for most users.
In conclusion, the main issue is the provision of open access to the Gi interface. Provided this issue is handled
satisfactorily, there are unlikely to be problems with the allocation of access point names. The basic arrangements
described in the standards and GSM MOU documents are satisfactory but there is a possibility of discrimination over
access to the Gi interface. Regulators will wish to ensure that access to the Gi interface is available on an open and nondiscriminatory basis so that there can be full competition in the provision of Internet access. Implementation is at an early
stage and it is too early to draw conclusions whether all operators will offer open non-discriminatory access without
intervention by the regulators. It is recommended that these issues are kept under close review for the next two years and
that if necessary a requirement is introduced to publish the terms for access at the Gi interface.

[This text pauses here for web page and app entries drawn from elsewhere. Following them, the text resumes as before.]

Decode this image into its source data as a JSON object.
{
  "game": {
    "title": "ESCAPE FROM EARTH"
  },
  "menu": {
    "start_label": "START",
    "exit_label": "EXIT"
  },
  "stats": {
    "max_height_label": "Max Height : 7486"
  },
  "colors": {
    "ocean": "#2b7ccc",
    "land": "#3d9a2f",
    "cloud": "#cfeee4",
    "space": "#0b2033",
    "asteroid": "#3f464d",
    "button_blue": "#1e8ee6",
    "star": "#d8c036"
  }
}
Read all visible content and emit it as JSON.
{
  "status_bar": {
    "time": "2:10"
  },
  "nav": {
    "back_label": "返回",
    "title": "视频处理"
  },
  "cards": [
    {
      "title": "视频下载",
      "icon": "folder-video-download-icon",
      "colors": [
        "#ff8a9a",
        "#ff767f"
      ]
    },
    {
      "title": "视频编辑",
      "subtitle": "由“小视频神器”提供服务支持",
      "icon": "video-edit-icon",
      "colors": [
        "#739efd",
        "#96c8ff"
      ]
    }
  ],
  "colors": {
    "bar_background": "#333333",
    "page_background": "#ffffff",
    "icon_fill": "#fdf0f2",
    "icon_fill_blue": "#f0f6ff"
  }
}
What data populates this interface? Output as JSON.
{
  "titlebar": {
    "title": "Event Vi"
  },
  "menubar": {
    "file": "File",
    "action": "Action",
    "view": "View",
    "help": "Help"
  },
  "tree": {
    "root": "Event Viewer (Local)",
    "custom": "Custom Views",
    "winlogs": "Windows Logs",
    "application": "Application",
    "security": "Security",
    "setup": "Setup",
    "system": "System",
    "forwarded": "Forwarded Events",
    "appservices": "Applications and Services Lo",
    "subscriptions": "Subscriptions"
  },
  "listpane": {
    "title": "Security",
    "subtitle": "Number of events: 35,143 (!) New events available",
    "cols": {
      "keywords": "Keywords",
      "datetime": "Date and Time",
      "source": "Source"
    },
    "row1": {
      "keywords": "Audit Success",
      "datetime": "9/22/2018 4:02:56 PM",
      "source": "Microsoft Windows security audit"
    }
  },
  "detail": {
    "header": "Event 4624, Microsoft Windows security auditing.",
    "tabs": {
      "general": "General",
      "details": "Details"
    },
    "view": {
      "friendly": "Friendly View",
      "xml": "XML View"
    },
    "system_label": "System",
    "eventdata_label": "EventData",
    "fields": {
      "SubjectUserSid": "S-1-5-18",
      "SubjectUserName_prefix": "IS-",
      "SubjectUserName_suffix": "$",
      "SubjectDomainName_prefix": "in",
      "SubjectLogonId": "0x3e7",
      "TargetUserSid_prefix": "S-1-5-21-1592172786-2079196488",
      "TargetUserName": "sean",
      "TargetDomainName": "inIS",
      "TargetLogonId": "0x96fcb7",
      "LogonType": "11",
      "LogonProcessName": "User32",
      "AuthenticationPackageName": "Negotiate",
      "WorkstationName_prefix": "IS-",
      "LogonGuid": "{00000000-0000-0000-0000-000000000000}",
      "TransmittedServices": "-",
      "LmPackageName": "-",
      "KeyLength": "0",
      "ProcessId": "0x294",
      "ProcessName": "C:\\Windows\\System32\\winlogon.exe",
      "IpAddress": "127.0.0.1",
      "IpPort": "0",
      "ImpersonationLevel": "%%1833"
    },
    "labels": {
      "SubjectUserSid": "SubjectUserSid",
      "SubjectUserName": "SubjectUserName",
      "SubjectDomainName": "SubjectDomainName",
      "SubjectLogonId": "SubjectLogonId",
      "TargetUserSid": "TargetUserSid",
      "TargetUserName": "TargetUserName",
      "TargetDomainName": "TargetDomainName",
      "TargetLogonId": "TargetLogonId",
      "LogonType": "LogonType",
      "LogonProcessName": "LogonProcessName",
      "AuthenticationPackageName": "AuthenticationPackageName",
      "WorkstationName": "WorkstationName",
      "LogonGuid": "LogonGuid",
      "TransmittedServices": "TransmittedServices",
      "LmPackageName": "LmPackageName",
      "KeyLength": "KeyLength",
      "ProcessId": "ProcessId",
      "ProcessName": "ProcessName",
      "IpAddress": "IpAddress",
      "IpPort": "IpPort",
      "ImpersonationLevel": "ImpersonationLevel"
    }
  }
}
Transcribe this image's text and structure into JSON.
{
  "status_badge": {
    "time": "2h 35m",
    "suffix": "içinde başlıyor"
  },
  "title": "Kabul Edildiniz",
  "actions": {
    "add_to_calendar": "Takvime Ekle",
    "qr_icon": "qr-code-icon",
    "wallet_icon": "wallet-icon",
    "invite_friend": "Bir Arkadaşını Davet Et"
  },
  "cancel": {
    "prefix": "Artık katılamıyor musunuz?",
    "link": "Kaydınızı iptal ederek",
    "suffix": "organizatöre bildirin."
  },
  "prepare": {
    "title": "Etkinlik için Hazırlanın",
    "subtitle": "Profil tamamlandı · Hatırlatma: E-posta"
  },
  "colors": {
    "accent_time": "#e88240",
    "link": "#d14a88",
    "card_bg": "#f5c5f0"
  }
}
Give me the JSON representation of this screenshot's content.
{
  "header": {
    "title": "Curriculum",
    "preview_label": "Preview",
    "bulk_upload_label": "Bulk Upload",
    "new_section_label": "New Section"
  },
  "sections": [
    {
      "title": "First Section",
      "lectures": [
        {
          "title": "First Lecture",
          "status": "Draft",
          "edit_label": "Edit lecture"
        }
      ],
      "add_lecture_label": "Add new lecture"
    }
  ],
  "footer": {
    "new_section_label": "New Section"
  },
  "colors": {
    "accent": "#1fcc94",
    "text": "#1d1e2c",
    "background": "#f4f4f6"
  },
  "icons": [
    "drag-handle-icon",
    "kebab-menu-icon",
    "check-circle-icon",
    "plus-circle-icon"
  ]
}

ECC REPORT 30
Page 13

ANNEX 1: ACRONYMS
3GPP
APN
ccTLD
CC
CLI
DNS
ENUM
ETSI
GGSN
GMSC
GPRS
GSM
gTLD
GTP
HLR
ICANN
IETF
IIN
IM
IMEI
IMSI
IP
ISP
ITU
MCC
MII
MNC
MSC
MSIN
MSISDN
MSRN
MVNO
NAT
PLMN
SGSN
SIM
SIP
TLD
UCI
UMTS
UTRAN
VMSC
WAP

3rd Generation Partnership Project


Access Point Name
country code Top Level Domain
Country Code
Calling line indication
Domain Name System
A working group of IETF developing a method for resolving E.164 numbers into names for Internet resources
European Telecommunications Standardisation Institute
Gateway GPRS Support Node
Gateway Mobile Switching Centre
GSM Packet Radio System
Global System for Mobiles
Generic Top Level Domain
GPRS Tunnelling Protocol
Home Location Register
Internet Corporation of Assigned Names and Numbers
Internet Engineering Task Force
Issuer Identification Number
IP Multimedia
International Mobile Equipment Identity
International Mobile Station Identity
Internet Protocol (IPv4: version 4, IPv6: version 6)
Internet Service Provider
International Telecommunication Union
Mobile Country Code
Major Industry Identifier
Mobile Network Code
Mobile Switching Centre
Mobile Station Identification Number
Mobile Subscriber Integrated Services Digital Network
Mobile Station Routing Number
Mobile Virtual Network Operator
Network Address Translator
Public Land Mobile Network
Serving GPRS Support Node
Subscriber Identity Module
Session Initiation Protocol
Top Level Domain
Universal Communications Identifier
Universal Mobile Telecommunications System
UMTS Terrestrial Radio Access Network
Visited Mobile Switching Centre
Wireless Application Protocol